The Marmalade Branch, to be located at 500 North and 300 West, will serve as an anchor of redevelopment in the sloping district north of West High, with future commercial and residential expansion.

Properties in the development area will have multistory mixed-use buildings, including town homes and condominiums, as well as open space. Anything more specific is "too far in the future," said library spokesman Andrew Shaw.

The facility will serve the Marmalade and West Capitol neighborhoods. Residents in those communities have been using the Rose Park library or the main branch downtown.

Ella Olsen, City Library Board member and head of the Marmalade Steering Committee, said the project has been a "long one," in the works for more than six years.

Architects and librarians tried to incorporate the city's history into the new building in the planning stages. The Marmalade neighborhood and its planned new library are named after the marmalade fruit trees planted by the city's earliest residents.

"Throughout this project, we've always tried to be cognizant of this fact," she said. "We've tried to capture the unique ingredients and flavor that make up marmalade," to incorporate into the structure and design of the building.

The library, which architects anticipate will be completed in summer 2015, will stand at two stories. It features study spaces, a cafe, public computer stations and more than 1 million items in the catalog. The space will differ from the other six branches of the city library system to meet the demands of the surrounding neighborhood, which includes providing targeted resources for the students at Washington Elementary School.

Library construction will cost $4.8 million.
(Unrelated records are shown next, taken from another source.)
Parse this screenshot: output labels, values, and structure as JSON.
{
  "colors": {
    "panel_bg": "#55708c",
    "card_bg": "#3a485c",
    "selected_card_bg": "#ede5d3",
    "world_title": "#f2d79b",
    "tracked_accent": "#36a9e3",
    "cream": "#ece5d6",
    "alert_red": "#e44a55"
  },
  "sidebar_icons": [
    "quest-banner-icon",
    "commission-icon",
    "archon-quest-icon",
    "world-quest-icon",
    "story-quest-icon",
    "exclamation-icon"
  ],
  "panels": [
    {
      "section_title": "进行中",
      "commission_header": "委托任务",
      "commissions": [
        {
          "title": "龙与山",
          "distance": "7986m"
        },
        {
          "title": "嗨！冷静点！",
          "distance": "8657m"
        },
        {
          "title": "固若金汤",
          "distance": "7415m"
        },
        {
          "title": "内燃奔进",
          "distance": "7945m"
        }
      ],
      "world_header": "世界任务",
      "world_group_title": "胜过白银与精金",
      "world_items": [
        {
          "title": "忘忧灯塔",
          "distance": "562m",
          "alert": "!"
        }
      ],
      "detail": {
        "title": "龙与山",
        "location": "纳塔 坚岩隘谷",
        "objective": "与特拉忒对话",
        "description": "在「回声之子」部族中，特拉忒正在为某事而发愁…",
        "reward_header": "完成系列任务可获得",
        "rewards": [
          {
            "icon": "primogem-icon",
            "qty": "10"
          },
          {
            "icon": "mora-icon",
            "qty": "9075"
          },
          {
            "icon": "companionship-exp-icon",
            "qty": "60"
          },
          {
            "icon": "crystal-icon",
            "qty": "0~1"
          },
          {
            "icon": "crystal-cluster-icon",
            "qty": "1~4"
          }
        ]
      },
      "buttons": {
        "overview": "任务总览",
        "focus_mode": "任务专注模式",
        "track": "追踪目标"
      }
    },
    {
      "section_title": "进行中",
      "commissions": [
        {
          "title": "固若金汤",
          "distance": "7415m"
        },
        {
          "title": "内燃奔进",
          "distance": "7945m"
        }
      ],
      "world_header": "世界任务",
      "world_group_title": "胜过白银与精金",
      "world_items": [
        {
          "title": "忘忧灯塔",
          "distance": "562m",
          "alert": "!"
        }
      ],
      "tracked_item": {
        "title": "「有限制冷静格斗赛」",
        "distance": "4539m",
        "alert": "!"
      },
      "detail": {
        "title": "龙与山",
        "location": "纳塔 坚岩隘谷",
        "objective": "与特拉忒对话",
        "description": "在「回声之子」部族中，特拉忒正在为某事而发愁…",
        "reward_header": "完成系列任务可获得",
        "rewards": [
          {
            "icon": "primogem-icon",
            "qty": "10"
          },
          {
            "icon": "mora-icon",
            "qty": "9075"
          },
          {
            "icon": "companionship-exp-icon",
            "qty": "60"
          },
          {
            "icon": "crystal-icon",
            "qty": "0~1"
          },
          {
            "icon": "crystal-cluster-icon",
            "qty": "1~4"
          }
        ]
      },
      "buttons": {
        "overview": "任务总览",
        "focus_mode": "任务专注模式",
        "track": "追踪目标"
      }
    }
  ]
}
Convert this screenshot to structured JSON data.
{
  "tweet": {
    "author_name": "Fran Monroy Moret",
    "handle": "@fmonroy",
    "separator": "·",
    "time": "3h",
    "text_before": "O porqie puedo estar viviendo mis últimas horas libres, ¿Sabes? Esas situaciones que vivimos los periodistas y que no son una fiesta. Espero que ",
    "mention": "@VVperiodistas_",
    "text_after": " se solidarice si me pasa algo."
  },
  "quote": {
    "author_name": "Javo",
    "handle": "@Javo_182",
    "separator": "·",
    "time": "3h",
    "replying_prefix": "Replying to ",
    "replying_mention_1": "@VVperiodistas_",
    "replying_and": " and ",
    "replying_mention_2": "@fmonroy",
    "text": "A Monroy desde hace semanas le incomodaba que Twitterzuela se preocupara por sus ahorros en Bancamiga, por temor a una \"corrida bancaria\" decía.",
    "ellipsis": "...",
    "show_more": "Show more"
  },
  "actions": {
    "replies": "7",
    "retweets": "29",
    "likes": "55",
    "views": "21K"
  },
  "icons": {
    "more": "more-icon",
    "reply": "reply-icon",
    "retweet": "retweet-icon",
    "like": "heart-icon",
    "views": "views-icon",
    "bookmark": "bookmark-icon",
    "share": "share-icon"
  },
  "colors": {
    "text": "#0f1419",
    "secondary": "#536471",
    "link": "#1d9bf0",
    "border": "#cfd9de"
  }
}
The overall project will hit $8.7 million, which includes costs for the library's new collection, the art, furnishings and technology, said Shaw.

Stan Penfold, Salt Lake City councilman and chairman of the Redevelopment Agency Board, hopes the space is "nothing short of incredible." He said planners intend to surround the building with green space and a plaza to foster a community feeling.

A terrace on the second floor will overlook the plaza and offer views of the Utah Capitol and the city skyline, a design the project architects at Blalock & Partners Architectural Design Studio are most excited about.

"I encourage you to think of this building as a garden for the community," said Kevin Blalock, a chief architect for the new library. "We're preparing the soil and over the next year, you'll be able to watch it grow and blossom, transforming this plot of land into beauty."

Blalock & Partners will work with Ascent Construction to also make the building LEED Silver certified by including a number of energy-efficient building details, such as LED lights and occupancy room sensors.

Salt Lake City Mayor Ralph Becker attended the groundbreaking ceremony and said residents should be commended for their patience in the process.

"Libraries do so much in our community as a service to our neighborhoods, as a service to the overall community, both as gathering places and learning places," Becker said. "We're so looking forward to getting this project both underway and completed."